Report how many lines in the data below hold the string "受到伤害后". Nothing else should appear in the answer.

----------

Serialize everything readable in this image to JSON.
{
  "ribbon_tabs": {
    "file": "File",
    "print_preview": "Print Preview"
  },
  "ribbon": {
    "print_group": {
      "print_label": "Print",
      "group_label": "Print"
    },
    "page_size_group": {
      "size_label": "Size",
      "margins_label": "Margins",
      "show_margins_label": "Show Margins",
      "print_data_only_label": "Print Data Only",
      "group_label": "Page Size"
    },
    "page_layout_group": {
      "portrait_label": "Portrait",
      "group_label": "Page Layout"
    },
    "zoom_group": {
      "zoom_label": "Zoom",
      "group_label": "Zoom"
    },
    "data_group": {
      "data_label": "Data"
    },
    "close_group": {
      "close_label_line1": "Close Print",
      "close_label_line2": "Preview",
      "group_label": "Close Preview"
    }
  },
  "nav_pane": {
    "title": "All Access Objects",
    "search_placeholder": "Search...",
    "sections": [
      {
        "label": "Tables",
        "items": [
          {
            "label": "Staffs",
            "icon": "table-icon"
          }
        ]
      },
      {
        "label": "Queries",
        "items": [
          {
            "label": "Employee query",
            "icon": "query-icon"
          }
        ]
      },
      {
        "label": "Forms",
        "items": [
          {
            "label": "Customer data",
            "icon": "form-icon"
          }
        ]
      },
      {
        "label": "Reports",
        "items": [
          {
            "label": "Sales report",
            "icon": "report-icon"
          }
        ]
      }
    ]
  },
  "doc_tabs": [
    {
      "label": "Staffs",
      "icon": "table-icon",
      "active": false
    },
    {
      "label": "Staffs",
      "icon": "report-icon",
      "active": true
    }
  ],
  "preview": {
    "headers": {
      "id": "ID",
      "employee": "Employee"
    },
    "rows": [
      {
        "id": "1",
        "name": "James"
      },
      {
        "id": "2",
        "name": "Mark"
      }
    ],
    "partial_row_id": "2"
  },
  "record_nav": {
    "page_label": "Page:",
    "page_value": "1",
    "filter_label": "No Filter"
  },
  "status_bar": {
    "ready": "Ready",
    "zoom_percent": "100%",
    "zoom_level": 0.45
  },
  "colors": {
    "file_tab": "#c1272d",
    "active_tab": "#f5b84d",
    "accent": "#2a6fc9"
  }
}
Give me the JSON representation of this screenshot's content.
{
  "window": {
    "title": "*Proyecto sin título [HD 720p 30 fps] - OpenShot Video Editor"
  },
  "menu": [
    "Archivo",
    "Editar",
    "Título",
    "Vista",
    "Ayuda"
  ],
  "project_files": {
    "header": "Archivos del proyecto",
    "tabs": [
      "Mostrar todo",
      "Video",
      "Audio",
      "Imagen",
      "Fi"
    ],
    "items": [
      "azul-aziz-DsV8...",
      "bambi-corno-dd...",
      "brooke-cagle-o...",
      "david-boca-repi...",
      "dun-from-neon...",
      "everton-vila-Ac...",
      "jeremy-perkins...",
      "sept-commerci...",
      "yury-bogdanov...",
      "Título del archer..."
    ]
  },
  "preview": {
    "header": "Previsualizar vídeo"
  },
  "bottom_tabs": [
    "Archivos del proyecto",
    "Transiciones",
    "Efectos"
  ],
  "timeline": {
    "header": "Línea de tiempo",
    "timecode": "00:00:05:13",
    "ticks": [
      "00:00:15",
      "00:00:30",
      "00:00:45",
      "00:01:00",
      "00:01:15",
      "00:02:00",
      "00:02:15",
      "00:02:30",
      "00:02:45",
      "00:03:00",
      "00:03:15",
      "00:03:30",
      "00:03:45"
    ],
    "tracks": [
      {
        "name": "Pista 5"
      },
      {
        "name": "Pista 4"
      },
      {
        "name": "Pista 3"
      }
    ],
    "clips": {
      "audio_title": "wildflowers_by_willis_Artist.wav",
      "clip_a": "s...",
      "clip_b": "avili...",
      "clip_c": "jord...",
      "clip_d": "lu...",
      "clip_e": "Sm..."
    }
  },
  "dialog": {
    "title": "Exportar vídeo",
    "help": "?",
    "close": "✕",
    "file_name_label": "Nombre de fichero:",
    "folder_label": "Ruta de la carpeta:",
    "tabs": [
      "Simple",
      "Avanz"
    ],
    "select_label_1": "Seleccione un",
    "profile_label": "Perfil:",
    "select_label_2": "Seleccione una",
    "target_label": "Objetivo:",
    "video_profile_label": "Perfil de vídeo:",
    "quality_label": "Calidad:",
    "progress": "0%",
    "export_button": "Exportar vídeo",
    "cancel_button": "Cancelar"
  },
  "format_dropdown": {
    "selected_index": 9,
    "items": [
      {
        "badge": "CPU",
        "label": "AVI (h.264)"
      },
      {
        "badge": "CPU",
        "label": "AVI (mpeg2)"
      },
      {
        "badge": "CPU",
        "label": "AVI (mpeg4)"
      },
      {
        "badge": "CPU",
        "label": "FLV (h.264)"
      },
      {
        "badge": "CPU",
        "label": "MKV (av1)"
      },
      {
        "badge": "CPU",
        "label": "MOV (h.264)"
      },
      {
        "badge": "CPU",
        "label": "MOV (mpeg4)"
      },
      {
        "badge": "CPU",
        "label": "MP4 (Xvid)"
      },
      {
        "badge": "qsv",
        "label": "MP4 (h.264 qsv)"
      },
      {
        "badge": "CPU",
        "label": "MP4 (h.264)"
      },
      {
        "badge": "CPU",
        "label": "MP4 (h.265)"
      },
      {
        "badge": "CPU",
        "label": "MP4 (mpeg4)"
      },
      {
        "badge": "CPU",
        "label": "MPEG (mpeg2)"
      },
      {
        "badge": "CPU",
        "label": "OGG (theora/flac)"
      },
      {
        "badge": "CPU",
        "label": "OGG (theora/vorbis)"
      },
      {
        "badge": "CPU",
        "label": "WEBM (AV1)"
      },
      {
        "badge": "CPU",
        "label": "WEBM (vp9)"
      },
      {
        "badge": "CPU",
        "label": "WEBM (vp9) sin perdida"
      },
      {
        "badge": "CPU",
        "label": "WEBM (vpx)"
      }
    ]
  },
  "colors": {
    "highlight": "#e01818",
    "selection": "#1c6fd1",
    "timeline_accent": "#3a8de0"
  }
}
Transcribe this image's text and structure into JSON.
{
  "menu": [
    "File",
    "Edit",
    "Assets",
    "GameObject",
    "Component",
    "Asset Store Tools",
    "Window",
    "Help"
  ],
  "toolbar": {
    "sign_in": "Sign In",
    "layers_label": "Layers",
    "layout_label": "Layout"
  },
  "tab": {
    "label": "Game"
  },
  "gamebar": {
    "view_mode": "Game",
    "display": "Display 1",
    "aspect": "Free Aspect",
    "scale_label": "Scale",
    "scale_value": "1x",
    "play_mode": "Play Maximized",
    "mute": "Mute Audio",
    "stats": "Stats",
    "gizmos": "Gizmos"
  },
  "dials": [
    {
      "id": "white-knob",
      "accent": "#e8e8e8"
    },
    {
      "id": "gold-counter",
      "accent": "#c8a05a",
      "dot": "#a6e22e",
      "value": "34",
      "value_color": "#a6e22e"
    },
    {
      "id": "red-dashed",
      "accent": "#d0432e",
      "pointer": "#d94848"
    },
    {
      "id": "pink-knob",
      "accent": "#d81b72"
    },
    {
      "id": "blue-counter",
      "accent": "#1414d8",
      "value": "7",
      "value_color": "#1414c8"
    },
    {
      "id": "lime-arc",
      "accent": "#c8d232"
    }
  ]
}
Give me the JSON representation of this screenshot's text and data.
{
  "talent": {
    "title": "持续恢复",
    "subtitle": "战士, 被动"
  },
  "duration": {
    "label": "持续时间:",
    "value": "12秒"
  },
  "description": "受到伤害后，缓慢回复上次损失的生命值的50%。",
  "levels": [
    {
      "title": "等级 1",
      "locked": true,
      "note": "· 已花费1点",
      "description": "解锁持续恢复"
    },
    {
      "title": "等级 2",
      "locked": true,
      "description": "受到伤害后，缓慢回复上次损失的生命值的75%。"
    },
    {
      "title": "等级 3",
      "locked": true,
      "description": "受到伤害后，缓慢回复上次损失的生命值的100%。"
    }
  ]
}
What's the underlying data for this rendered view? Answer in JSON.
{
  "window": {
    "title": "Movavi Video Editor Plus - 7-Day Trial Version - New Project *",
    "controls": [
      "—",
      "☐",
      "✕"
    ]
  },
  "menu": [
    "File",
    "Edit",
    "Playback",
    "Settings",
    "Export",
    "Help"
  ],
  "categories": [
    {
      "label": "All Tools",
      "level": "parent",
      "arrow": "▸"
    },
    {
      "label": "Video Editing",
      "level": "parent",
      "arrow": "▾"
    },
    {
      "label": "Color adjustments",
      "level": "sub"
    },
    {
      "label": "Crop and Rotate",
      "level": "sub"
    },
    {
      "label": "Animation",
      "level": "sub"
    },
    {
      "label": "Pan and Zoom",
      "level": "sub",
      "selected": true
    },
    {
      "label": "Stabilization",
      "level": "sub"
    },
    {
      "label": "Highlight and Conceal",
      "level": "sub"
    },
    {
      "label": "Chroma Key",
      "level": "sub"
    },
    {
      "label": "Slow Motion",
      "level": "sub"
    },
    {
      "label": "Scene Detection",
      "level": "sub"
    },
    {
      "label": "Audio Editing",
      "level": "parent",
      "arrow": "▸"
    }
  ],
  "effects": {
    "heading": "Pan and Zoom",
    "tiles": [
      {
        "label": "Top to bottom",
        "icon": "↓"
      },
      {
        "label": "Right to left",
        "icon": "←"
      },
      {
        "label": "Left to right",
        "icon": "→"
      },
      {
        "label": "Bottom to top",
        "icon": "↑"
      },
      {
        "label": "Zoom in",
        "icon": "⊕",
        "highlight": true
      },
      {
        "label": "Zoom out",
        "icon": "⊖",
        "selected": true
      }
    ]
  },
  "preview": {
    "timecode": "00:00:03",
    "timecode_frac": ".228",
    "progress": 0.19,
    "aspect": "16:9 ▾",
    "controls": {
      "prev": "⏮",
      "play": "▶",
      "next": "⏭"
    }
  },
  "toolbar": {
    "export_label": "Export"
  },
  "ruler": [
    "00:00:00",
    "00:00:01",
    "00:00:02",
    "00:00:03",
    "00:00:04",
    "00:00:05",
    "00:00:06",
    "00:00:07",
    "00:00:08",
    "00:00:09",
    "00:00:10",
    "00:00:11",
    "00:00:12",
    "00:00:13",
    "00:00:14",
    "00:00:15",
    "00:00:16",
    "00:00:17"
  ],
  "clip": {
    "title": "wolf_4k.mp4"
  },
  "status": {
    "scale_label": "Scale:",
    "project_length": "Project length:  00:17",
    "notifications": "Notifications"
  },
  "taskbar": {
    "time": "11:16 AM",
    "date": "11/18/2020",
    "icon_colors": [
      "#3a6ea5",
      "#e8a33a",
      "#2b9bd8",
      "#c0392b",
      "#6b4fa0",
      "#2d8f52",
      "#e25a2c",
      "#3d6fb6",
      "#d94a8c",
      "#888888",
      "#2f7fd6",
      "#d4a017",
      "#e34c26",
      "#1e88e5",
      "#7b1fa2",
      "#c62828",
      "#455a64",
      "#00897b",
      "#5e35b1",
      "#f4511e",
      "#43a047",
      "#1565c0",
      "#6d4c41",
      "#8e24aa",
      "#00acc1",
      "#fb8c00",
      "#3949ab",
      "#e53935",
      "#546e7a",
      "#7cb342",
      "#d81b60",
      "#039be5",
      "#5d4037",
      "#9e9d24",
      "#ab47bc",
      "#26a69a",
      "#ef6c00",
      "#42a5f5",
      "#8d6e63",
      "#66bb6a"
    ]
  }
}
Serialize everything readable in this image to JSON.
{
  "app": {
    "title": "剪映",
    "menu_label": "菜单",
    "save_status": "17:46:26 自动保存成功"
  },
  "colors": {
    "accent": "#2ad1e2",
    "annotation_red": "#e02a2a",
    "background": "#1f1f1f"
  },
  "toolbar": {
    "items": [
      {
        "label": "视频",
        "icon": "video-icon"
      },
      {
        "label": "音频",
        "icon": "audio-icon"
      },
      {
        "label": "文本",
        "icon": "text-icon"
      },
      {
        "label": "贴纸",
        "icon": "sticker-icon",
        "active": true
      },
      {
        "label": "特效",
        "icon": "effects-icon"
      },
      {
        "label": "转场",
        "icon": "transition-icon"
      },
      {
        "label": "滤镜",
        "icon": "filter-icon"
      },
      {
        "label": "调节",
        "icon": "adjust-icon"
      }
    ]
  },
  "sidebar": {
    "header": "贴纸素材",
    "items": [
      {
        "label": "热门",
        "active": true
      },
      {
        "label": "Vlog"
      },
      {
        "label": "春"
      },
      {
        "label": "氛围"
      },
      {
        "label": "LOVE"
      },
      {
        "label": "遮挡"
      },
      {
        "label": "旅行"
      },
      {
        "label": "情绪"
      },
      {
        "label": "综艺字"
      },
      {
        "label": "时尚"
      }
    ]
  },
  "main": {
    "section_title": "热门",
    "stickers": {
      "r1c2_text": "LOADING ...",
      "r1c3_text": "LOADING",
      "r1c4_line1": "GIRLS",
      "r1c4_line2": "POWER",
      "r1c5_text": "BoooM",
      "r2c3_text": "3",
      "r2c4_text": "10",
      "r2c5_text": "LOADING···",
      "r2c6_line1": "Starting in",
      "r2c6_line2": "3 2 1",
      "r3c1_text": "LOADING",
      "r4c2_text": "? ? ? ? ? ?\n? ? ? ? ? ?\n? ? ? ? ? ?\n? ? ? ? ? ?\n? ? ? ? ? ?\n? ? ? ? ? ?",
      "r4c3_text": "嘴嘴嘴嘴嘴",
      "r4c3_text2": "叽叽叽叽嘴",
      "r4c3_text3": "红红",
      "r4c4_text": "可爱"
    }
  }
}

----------

Solution to this problem:
3